China has been a reliable source of assistance for Myanmar, dating back to when Myanmar was under international sanctions by many Western countries. Both the current and previous Myanmar governments have been reticent about becoming too dependent on China, having to contend with the public’s strong nationalistic sentiments against over-reliance on foreign entities. One has to look no further than a massive hydroelectric dam project, run by a Chinese state-owned enterprise, suspended since 2011 after objections from many sectors of society. However, China is interested in making Myanmar an important part of its Belt and Road Initiative (BRI). This economic lifeline from China might become more essential in a post-COVID world, especially as some Western nations grow wary of Myanmar amid continuing reports of human rights violations and even genocide within the country. But BRI activity in ethnically tense regions could go either way – toward the pacification of these regions or toward inflaming tensions further, especially if projects happen without adequate consultation.

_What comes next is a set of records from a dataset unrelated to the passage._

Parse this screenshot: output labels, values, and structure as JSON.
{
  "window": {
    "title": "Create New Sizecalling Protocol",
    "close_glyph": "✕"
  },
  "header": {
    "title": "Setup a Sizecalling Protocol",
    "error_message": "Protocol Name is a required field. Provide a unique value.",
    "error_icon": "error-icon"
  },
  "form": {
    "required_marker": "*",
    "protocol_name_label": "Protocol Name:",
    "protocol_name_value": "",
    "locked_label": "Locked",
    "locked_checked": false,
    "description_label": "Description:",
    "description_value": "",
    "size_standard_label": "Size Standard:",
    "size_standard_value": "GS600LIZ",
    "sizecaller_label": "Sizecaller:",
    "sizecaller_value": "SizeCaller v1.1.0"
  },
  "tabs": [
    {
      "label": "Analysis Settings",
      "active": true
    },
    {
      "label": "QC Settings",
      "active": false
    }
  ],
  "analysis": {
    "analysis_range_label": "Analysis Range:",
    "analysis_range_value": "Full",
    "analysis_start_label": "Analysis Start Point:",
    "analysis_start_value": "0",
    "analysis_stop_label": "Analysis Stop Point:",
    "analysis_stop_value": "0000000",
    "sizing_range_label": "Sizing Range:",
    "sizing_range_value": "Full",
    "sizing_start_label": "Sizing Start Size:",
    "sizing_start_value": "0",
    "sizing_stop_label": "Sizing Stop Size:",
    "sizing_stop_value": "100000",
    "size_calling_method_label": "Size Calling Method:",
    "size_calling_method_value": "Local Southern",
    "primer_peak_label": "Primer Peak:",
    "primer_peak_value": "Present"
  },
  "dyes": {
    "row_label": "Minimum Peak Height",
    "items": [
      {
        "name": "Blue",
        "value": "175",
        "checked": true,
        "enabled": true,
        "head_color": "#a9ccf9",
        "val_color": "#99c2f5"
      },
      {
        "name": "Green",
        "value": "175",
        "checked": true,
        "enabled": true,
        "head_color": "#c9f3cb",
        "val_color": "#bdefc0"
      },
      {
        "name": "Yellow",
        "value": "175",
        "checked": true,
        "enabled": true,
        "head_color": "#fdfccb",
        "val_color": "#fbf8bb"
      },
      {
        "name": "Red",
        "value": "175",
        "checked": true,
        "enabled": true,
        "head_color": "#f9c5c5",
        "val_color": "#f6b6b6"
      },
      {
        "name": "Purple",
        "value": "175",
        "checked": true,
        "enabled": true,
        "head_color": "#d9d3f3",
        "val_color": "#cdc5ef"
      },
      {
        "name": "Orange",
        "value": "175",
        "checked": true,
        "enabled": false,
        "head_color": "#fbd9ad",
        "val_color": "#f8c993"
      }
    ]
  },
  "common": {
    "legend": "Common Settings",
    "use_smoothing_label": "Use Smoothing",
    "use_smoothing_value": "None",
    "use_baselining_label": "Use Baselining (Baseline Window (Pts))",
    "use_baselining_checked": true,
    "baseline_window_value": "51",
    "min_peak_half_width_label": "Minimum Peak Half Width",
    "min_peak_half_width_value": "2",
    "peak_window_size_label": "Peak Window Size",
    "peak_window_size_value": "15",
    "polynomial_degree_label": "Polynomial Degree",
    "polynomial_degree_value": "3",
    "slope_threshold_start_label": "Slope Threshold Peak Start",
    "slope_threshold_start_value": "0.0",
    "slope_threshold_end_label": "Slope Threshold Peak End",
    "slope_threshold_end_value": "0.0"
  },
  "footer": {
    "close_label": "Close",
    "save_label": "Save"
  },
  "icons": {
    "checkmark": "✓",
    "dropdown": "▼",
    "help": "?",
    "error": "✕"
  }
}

While some of the world’s ruling parties have taken a battering for their approaches to the coronavirus pandemic, the NLD’s electoral prospects are expected to be relatively unaffected due to its reliably strong political base among ethnic Bamar, not to mention the main opposition USDP’s failure to rebrand itself. The downside is that it could mean that the NLD can continue to neglect policies that would improve economic conditions in non-Bamar areas. However, a group of ethnic parties has formed a coalition, looking to strengthen their bargaining power after feeling dissatisfied with the lack of progress towards ethnic reconciliation over the past five years. It remains to be seen whether they can negotiate terms for economic improvements in their respective regions, but signs point to the central government at least being pushed to take meaningful steps toward long-term prosperity for all of the population in its next term.
Just over a week before voting takes place, the NLD announced a plan to create jobs and attract foreign investment, called the Myanmar Economic Recovery and Reform Plan. The devil, as they say, might be in the details as to whether this plan might accomplish both economic development and reconciliation.
The author is grateful for the comments and suggestions provided by Election Watch Myanmar team members Julia Nguyen and Matthew Putman.
Other Dispatches in this Election Watch Series:
Election Watch Myanmar (Oct. 8): A Country at War with Itself Goes to the Polls
Election Watch Myanmar (Nov. 6): Three Questions Surrounding Myanmar's General Election
Election Watch Myanmar (Nov. 17): A Renewed Mandate for the Returning Party